Each entry must be duplicated precisely, with nothing left out.

# RECORDED INFORMATION
—————
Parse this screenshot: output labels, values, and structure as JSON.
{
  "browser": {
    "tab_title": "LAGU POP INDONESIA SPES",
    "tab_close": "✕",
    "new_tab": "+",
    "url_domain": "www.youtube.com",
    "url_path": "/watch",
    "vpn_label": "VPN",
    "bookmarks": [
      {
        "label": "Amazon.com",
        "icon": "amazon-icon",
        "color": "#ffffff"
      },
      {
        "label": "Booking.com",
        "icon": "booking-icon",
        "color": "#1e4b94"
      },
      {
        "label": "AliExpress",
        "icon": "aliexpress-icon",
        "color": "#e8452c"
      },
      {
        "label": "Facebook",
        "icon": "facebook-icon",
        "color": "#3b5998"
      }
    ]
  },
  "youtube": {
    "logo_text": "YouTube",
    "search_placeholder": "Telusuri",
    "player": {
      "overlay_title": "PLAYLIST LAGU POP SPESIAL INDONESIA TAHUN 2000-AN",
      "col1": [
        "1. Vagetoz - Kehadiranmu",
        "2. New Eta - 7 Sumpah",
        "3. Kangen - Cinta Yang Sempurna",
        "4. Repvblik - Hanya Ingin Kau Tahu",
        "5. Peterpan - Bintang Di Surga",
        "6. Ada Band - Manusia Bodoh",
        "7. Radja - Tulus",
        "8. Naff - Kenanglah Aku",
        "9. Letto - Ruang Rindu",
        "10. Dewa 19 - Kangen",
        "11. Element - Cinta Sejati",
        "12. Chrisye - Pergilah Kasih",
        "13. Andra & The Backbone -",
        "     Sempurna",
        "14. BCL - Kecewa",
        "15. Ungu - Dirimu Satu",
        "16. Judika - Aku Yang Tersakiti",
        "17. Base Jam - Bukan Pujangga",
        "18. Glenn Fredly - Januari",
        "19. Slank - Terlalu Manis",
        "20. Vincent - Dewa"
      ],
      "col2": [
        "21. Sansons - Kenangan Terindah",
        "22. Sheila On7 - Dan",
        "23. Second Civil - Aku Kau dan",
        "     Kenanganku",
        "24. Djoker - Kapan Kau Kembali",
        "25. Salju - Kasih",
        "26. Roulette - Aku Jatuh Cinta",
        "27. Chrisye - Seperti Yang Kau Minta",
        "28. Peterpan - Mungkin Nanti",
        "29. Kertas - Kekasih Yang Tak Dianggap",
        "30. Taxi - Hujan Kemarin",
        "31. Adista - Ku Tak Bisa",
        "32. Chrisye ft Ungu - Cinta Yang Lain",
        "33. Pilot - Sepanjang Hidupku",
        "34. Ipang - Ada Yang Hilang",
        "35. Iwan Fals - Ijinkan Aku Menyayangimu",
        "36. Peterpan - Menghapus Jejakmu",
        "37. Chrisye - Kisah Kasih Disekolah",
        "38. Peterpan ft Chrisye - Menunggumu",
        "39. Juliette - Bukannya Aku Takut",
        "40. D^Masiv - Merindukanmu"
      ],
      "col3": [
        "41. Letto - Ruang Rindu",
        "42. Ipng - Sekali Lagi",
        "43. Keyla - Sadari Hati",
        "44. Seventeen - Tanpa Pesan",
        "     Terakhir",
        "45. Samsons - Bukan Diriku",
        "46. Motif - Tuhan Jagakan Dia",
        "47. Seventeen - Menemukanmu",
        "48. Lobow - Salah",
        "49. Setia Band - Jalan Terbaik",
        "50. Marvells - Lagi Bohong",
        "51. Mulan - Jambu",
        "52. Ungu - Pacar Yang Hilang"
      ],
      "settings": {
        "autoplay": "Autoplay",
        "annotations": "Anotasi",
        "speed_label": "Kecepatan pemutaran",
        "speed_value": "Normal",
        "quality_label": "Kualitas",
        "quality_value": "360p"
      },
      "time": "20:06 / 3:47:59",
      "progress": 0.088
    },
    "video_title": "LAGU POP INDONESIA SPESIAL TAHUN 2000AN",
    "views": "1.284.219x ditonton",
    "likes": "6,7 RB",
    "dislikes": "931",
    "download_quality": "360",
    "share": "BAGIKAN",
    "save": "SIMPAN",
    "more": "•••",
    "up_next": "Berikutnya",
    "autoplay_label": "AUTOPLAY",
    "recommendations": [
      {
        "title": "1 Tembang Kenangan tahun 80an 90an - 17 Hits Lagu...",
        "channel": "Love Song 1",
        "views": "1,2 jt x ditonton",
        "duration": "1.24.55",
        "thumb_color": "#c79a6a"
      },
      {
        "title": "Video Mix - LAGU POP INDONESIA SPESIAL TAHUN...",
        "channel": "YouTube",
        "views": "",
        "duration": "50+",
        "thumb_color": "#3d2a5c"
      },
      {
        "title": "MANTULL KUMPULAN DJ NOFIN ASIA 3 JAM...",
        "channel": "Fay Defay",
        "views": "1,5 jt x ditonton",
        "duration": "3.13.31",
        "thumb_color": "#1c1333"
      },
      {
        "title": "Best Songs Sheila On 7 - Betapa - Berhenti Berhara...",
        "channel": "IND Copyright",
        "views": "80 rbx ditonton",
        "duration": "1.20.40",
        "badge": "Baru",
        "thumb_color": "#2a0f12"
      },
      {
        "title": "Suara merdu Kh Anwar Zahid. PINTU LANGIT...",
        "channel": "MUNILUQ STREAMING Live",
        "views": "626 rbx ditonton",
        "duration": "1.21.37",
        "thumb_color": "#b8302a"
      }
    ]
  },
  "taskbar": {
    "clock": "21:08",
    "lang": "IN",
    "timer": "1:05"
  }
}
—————
# FINISHED EXERCISE
Parse this screenshot: output labels, values, and structure as JSON.
{
  "browser": {
    "tab_title": "LAGU POP INDONESIA SPES",
    "tab_close": "✕",
    "new_tab": "+",
    "url_domain": "www.youtube.com",
    "url_path": "/watch",
    "vpn_label": "VPN",
    "bookmarks": [
      {
        "label": "Amazon.com",
        "icon": "amazon-icon",
        "color": "#ffffff"
      },
      {
        "label": "Booking.com",
        "icon": "booking-icon",
        "color": "#1e4b94"
      },
      {
        "label": "AliExpress",
        "icon": "aliexpress-icon",
        "color": "#e8452c"
      },
      {
        "label": "Facebook",
        "icon": "facebook-icon",
        "color": "#3b5998"
      }
    ]
  },
  "youtube": {
    "logo_text": "YouTube",
    "search_placeholder": "Telusuri",
    "player": {
      "overlay_title": "PLAYLIST LAGU POP SPESIAL INDONESIA TAHUN 2000-AN",
      "col1": [
        "1. Vagetoz - Kehadiranmu",
        "2. New Eta - 7 Sumpah",
        "3. Kangen - Cinta Yang Sempurna",
        "4. Repvblik - Hanya Ingin Kau Tahu",
        "5. Peterpan - Bintang Di Surga",
        "6. Ada Band - Manusia Bodoh",
        "7. Radja - Tulus",
        "8. Naff - Kenanglah Aku",
        "9. Letto - Ruang Rindu",
        "10. Dewa 19 - Kangen",
        "11. Element - Cinta Sejati",
        "12. Chrisye - Pergilah Kasih",
        "13. Andra & The Backbone -",
        "     Sempurna",
        "14. BCL - Kecewa",
        "15. Ungu - Dirimu Satu",
        "16. Judika - Aku Yang Tersakiti",
        "17. Base Jam - Bukan Pujangga",
        "18. Glenn Fredly - Januari",
        "19. Slank - Terlalu Manis",
        "20. Vincent - Dewa"
      ],
      "col2": [
        "21. Sansons - Kenangan Terindah",
        "22. Sheila On7 - Dan",
        "23. Second Civil - Aku Kau dan",
        "     Kenanganku",
        "24. Djoker - Kapan Kau Kembali",
        "25. Salju - Kasih",
        "26. Roulette - Aku Jatuh Cinta",
        "27. Chrisye - Seperti Yang Kau Minta",
        "28. Peterpan - Mungkin Nanti",
        "29. Kertas - Kekasih Yang Tak Dianggap",
        "30. Taxi - Hujan Kemarin",
        "31. Adista - Ku Tak Bisa",
        "32. Chrisye ft Ungu - Cinta Yang Lain",
        "33. Pilot - Sepanjang Hidupku",
        "34. Ipang - Ada Yang Hilang",
        "35. Iwan Fals - Ijinkan Aku Menyayangimu",
        "36. Peterpan - Menghapus Jejakmu",
        "37. Chrisye - Kisah Kasih Disekolah",
        "38. Peterpan ft Chrisye - Menunggumu",
        "39. Juliette - Bukannya Aku Takut",
        "40. D^Masiv - Merindukanmu"
      ],
      "col3": [
        "41. Letto - Ruang Rindu",
        "42. Ipng - Sekali Lagi",
        "43. Keyla - Sadari Hati",
        "44. Seventeen - Tanpa Pesan",
        "     Terakhir",
        "45. Samsons - Bukan Diriku",
        "46. Motif - Tuhan Jagakan Dia",
        "47. Seventeen - Menemukanmu",
        "48. Lobow - Salah",
        "49. Setia Band - Jalan Terbaik",
        "50. Marvells - Lagi Bohong",
        "51. Mulan - Jambu",
        "52. Ungu - Pacar Yang Hilang"
      ],
      "settings": {
        "autoplay": "Autoplay",
        "annotations": "Anotasi",
        "speed_label": "Kecepatan pemutaran",
        "speed_value": "Normal",
        "quality_label": "Kualitas",
        "quality_value": "360p"
      },
      "time": "20:06 / 3:47:59",
      "progress": 0.088
    },
    "video_title": "LAGU POP INDONESIA SPESIAL TAHUN 2000AN",
    "views": "1.284.219x ditonton",
    "likes": "6,7 RB",
    "dislikes": "931",
    "download_quality": "360",
    "share": "BAGIKAN",
    "save": "SIMPAN",
    "more": "•••",
    "up_next": "Berikutnya",
    "autoplay_label": "AUTOPLAY",
    "recommendations": [
      {
        "title": "1 Tembang Kenangan tahun 80an 90an - 17 Hits Lagu...",
        "channel": "Love Song 1",
        "views": "1,2 jt x ditonton",
        "duration": "1.24.55",
        "thumb_color": "#c79a6a"
      },
      {
        "title": "Video Mix - LAGU POP INDONESIA SPESIAL TAHUN...",
        "channel": "YouTube",
        "views": "",
        "duration": "50+",
        "thumb_color": "#3d2a5c"
      },
      {
        "title": "MANTULL KUMPULAN DJ NOFIN ASIA 3 JAM...",
        "channel": "Fay Defay",
        "views": "1,5 jt x ditonton",
        "duration": "3.13.31",
        "thumb_color": "#1c1333"
      },
      {
        "title": "Best Songs Sheila On 7 - Betapa - Berhenti Berhara...",
        "channel": "IND Copyright",
        "views": "80 rbx ditonton",
        "duration": "1.20.40",
        "badge": "Baru",
        "thumb_color": "#2a0f12"
      },
      {
        "title": "Suara merdu Kh Anwar Zahid. PINTU LANGIT...",
        "channel": "MUNILUQ STREAMING Live",
        "views": "626 rbx ditonton",
        "duration": "1.21.37",
        "thumb_color": "#b8302a"
      }
    ]
  },
  "taskbar": {
    "clock": "21:08",
    "lang": "IN",
    "timer": "1:05"
  }
}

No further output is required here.